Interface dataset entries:

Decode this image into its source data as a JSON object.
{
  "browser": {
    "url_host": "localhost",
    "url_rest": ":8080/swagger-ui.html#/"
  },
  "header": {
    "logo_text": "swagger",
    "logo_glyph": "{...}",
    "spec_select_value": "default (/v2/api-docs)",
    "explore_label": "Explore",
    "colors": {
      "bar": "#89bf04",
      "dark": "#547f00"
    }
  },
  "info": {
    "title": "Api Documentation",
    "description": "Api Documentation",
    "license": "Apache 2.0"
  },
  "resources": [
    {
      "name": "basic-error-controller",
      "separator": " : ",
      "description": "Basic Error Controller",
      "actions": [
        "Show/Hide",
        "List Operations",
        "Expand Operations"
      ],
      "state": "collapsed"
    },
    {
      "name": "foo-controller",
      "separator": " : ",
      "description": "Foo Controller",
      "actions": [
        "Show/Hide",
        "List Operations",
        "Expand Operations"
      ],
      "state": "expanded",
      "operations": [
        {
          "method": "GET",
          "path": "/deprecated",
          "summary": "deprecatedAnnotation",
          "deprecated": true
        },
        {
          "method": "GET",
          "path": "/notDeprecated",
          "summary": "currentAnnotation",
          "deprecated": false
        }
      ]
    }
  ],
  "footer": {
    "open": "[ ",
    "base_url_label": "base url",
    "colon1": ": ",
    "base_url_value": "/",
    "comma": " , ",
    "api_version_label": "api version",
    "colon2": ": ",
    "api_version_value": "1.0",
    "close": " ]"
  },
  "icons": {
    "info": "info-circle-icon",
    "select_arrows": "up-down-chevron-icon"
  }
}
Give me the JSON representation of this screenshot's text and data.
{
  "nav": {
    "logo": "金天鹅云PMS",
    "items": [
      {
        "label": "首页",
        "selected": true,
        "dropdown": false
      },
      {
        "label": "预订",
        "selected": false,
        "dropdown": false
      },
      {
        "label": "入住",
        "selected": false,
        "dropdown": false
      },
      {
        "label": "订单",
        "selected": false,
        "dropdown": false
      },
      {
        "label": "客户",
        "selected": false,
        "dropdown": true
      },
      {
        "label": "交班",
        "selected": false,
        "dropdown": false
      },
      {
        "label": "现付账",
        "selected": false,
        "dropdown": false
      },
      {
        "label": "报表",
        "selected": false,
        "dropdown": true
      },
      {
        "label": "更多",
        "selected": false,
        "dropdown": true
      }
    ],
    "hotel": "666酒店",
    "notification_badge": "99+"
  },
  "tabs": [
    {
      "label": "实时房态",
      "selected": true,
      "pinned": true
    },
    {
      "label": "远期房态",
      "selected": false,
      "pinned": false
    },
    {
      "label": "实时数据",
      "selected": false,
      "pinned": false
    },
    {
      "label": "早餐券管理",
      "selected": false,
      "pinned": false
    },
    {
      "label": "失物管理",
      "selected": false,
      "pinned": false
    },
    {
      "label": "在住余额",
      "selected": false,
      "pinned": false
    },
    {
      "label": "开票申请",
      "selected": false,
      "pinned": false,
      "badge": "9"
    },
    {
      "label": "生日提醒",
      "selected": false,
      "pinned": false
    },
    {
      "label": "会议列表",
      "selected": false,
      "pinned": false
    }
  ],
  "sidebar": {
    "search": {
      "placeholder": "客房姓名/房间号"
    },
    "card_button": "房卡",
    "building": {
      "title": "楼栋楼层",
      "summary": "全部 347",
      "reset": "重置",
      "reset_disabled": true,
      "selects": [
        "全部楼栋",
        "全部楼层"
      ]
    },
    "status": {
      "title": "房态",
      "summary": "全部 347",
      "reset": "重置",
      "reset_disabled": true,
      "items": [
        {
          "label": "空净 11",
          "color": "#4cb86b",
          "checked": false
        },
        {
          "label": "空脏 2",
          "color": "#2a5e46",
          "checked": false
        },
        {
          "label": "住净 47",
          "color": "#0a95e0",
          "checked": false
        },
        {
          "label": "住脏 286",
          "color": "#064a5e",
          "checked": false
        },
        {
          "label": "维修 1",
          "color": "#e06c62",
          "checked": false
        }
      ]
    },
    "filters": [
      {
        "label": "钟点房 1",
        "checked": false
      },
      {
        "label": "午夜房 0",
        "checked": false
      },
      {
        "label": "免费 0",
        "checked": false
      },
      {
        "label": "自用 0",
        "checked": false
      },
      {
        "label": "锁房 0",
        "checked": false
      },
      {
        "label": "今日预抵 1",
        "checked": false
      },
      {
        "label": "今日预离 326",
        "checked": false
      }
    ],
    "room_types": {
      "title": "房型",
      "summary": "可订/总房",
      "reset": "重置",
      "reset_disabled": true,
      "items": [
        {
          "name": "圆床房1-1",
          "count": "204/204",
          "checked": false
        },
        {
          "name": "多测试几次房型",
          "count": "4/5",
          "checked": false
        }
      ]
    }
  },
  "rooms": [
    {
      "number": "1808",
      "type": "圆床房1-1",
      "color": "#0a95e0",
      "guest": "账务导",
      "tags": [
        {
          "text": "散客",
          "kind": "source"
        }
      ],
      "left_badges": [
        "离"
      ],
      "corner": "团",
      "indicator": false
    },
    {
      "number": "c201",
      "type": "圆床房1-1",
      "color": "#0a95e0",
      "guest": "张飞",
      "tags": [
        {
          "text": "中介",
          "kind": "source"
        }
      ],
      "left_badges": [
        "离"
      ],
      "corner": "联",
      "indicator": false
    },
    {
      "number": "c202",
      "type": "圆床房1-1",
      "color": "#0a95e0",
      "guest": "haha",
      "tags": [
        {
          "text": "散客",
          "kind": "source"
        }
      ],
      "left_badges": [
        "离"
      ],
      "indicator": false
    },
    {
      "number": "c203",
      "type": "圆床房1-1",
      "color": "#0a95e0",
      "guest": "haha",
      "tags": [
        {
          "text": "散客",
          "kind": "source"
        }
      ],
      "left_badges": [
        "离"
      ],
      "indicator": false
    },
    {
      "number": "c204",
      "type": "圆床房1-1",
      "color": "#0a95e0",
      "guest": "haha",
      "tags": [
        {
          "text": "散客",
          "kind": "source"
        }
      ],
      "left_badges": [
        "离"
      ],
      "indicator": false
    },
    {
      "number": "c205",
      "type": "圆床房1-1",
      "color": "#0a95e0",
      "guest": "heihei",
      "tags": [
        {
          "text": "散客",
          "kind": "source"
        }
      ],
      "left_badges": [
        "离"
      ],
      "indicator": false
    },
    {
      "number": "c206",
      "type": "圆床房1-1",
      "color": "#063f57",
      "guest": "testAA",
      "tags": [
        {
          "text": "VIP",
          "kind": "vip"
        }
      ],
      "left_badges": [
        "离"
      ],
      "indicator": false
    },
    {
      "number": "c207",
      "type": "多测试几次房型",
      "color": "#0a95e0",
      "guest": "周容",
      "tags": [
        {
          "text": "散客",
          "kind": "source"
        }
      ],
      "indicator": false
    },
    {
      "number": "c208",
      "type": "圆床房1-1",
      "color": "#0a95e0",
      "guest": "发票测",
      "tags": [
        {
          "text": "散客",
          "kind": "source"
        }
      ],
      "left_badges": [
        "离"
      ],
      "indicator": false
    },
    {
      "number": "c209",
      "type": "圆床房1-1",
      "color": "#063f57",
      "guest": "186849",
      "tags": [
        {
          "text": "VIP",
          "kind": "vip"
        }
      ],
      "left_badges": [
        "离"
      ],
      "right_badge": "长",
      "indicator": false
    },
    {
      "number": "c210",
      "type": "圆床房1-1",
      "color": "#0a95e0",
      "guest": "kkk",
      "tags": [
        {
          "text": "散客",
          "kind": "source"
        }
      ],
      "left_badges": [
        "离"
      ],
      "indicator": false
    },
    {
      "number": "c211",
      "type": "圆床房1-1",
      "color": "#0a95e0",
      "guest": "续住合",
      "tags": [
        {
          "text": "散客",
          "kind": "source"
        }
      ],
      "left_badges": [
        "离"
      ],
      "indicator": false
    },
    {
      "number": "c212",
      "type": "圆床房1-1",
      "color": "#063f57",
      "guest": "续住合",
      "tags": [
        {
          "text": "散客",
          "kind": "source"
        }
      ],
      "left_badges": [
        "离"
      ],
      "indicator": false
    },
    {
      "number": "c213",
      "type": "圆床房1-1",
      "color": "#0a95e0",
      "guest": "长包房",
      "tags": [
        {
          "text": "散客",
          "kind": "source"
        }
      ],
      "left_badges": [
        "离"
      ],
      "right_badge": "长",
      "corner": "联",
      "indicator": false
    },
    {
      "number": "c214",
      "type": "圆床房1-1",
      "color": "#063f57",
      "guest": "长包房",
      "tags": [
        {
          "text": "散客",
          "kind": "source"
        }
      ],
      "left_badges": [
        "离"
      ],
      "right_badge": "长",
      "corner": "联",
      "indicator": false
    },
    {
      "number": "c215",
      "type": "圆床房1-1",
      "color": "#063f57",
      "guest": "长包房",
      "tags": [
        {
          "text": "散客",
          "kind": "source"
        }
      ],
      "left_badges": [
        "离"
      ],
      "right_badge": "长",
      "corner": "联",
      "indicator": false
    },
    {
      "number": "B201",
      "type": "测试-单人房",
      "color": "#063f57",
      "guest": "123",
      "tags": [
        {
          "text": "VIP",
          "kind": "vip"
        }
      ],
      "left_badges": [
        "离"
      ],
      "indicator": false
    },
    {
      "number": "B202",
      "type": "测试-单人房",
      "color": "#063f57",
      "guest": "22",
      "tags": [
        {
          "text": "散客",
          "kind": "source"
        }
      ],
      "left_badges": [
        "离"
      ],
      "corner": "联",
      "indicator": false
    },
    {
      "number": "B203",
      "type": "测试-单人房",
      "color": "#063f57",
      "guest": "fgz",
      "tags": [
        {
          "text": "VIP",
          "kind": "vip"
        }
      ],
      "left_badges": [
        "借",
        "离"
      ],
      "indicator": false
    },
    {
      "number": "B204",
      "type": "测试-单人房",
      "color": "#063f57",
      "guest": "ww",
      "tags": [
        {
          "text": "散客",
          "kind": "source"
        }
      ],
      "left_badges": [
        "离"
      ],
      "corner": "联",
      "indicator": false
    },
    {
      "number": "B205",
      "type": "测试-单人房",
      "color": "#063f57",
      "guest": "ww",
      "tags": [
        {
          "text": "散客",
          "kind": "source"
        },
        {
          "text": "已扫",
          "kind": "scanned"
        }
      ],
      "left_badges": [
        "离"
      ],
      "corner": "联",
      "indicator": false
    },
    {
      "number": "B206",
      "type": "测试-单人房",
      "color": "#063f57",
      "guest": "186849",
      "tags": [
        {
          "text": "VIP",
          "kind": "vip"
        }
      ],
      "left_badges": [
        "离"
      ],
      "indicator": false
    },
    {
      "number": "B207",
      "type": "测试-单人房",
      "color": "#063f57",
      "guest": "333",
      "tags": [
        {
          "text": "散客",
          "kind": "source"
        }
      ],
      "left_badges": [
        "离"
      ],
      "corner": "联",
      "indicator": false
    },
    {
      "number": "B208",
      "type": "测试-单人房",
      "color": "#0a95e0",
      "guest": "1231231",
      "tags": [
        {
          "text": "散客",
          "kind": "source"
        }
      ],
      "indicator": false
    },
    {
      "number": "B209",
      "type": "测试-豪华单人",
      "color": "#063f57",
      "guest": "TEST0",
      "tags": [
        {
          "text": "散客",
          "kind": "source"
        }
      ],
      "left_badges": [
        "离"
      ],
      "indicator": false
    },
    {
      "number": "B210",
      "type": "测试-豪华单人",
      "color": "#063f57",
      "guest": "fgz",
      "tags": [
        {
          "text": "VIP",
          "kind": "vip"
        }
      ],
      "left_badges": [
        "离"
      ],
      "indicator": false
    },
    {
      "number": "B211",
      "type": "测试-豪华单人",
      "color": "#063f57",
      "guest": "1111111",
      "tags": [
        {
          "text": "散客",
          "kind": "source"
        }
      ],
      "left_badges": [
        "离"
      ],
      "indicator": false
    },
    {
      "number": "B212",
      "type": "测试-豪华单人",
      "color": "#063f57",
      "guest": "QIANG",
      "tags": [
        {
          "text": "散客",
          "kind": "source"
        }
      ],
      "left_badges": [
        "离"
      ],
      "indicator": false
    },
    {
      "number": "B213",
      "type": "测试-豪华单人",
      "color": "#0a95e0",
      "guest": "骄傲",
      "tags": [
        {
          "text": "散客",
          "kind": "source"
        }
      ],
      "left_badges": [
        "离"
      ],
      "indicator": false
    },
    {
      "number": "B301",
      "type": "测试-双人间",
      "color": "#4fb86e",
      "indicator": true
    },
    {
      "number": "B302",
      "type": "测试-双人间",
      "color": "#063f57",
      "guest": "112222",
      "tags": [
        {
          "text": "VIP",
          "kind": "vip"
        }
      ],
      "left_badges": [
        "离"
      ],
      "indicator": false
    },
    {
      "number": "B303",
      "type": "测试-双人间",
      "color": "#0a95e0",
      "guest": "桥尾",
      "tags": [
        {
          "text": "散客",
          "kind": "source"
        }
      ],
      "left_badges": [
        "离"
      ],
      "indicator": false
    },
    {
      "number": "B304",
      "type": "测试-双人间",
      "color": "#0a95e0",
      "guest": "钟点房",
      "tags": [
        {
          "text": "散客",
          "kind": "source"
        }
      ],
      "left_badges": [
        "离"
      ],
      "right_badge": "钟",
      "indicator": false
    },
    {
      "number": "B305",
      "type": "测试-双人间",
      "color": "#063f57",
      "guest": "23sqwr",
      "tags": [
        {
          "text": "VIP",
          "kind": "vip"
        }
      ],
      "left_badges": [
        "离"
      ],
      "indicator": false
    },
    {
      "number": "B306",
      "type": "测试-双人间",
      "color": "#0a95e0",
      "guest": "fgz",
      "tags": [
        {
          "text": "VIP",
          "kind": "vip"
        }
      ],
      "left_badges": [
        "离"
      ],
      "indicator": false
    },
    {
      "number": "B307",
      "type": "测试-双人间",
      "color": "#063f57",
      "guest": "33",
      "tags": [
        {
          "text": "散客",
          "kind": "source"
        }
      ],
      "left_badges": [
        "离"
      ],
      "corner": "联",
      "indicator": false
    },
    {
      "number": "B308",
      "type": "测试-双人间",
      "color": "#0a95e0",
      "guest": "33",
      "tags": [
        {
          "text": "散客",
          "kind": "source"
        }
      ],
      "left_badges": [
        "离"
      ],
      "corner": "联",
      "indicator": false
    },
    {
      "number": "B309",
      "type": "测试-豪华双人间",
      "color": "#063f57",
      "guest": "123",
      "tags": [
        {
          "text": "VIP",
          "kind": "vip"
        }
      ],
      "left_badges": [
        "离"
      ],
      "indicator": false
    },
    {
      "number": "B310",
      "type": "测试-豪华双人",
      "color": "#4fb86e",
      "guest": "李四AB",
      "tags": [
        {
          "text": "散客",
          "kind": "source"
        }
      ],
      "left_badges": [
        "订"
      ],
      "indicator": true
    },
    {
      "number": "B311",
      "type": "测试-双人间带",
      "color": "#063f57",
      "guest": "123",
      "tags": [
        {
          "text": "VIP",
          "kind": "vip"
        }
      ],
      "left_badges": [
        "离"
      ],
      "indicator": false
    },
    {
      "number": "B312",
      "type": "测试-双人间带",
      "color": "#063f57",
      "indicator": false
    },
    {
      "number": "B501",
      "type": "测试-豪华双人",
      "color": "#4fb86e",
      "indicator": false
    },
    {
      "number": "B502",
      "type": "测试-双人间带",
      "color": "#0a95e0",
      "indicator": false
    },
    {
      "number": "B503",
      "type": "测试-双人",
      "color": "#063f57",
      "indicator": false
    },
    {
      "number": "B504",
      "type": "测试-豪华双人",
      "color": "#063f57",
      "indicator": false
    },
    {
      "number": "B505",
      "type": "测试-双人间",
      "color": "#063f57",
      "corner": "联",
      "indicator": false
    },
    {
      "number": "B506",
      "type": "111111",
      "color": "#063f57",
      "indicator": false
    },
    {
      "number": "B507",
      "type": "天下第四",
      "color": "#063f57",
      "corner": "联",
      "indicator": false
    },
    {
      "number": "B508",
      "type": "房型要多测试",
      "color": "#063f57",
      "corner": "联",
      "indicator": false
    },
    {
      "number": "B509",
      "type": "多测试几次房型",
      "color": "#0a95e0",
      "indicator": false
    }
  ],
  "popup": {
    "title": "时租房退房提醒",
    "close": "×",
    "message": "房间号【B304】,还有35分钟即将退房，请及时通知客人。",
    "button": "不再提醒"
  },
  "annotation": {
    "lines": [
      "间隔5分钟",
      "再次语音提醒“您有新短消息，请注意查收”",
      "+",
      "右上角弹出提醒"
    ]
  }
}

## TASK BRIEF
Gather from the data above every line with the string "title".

## OUTPUT BELOW
    "title": "Api Documentation",
      "title": "楼栋楼层",
      "title": "房态",
      "title": "房型",
    "title": "时租房退房提醒",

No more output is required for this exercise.